Well, first off, thank you. The fact that you would recommend it is the biggest compliment I think someone can give, you know what I mean? You can’t buy that. The fact that you would recommend it to someone means a lot to me. Okay, but how did I find that balance? I wish I could give you a scientific answer. I did all the schooling and people think like, oh, he has a PhD, his answer is going to be so theoretical. My answer, does it feel good? I think to Alma’s credit, you have to be able to follow the curiosity. I’m like, I wonder what it would sound like if I did x, y, or z. The whistle was just an idea I had. I like Westerns and at the beginning, I gave her eight main theme ideas for the show. Like, what is going to be the sonic core of the show? The whistle version was the last one. I almost didn’t send it because I thought there was no way she’s going to like this. It’s so weird and western and epic. There’s also the anime style of it, you know what I mean? Where it’s just this emotional swing. I’m like, there’s no way, but  let me just throw it in. Sometimes I’ll throw in an extra option that there’s no way they’re going to pick this to give the illusion of more choice. And Alma picked it. In hindsight, it had to be this. I wish I could give a really scientific, smart answer, but I just thought it would be cool and weird and it ended up being cool and weird.
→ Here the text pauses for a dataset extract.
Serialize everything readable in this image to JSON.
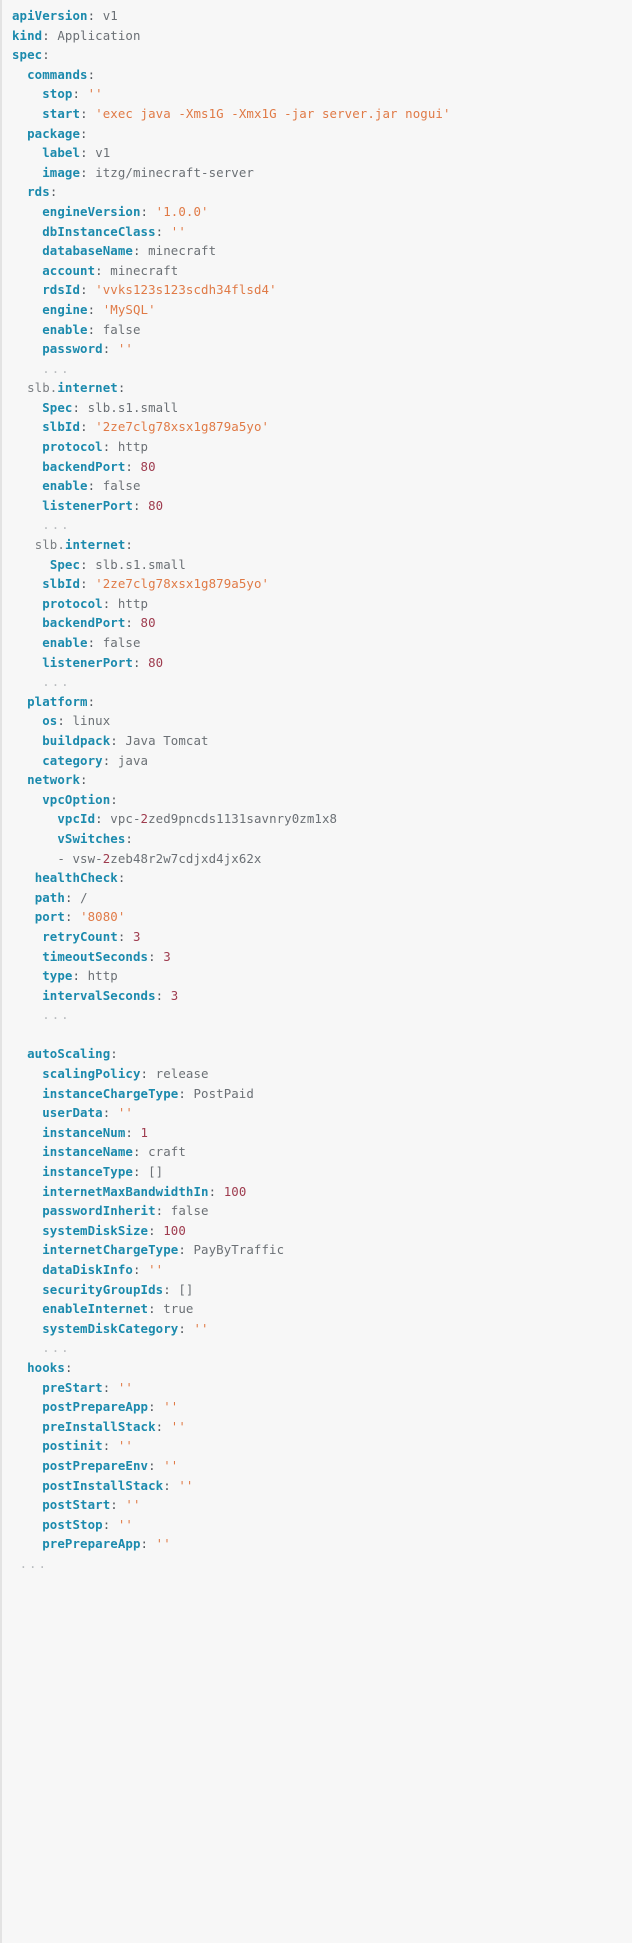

I was going to say, it is so cool and so weird. I had a blast listening to it. I can’t wait to see the show and how it all melds together in the show. Thank you so much for your time!

Thank you. I’m excited about it as well. I think it’s going to be a fun ride. This was a great conversation. You be well.

The first two episodes of Lady in the Lake will premiere on July 19, 2024 on Apple TV+. Episodes will be released weekly.

Written by Tina Kakadelis

Movie and pop culture writer. Seen a lot of movies, got a lot of opinions. Let's get Amy Adams her Oscar.

Leave a Reply

Your email address will not be published. Required fields are marked *